Segment Start: Data to process
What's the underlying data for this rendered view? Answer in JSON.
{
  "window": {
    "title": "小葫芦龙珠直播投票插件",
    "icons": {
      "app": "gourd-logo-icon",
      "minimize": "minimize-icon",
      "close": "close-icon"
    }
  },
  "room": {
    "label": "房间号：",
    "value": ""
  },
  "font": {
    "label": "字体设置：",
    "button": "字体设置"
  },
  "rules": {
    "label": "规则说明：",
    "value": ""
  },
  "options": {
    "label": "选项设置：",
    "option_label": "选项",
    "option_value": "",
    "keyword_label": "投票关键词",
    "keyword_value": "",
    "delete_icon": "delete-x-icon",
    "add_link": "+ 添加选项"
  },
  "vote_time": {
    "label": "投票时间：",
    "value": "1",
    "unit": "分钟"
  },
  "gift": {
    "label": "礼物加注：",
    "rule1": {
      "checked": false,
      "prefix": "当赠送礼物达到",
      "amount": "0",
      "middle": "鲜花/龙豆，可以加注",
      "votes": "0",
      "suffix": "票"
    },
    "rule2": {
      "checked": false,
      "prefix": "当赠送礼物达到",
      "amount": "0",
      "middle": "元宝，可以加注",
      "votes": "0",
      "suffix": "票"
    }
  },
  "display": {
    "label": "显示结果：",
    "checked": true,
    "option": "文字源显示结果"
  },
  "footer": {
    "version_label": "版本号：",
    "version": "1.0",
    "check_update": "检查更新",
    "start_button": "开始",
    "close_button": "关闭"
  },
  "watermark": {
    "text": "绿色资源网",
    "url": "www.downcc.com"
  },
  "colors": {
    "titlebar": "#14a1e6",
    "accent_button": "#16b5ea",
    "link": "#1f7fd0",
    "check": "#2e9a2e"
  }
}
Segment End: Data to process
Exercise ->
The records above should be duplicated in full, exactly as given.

Output ->
What's the underlying data for this rendered view? Answer in JSON.
{
  "window": {
    "title": "小葫芦龙珠直播投票插件",
    "icons": {
      "app": "gourd-logo-icon",
      "minimize": "minimize-icon",
      "close": "close-icon"
    }
  },
  "room": {
    "label": "房间号：",
    "value": ""
  },
  "font": {
    "label": "字体设置：",
    "button": "字体设置"
  },
  "rules": {
    "label": "规则说明：",
    "value": ""
  },
  "options": {
    "label": "选项设置：",
    "option_label": "选项",
    "option_value": "",
    "keyword_label": "投票关键词",
    "keyword_value": "",
    "delete_icon": "delete-x-icon",
    "add_link": "+ 添加选项"
  },
  "vote_time": {
    "label": "投票时间：",
    "value": "1",
    "unit": "分钟"
  },
  "gift": {
    "label": "礼物加注：",
    "rule1": {
      "checked": false,
      "prefix": "当赠送礼物达到",
      "amount": "0",
      "middle": "鲜花/龙豆，可以加注",
      "votes": "0",
      "suffix": "票"
    },
    "rule2": {
      "checked": false,
      "prefix": "当赠送礼物达到",
      "amount": "0",
      "middle": "元宝，可以加注",
      "votes": "0",
      "suffix": "票"
    }
  },
  "display": {
    "label": "显示结果：",
    "checked": true,
    "option": "文字源显示结果"
  },
  "footer": {
    "version_label": "版本号：",
    "version": "1.0",
    "check_update": "检查更新",
    "start_button": "开始",
    "close_button": "关闭"
  },
  "watermark": {
    "text": "绿色资源网",
    "url": "www.downcc.com"
  },
  "colors": {
    "titlebar": "#14a1e6",
    "accent_button": "#16b5ea",
    "link": "#1f7fd0",
    "check": "#2e9a2e"
  }
}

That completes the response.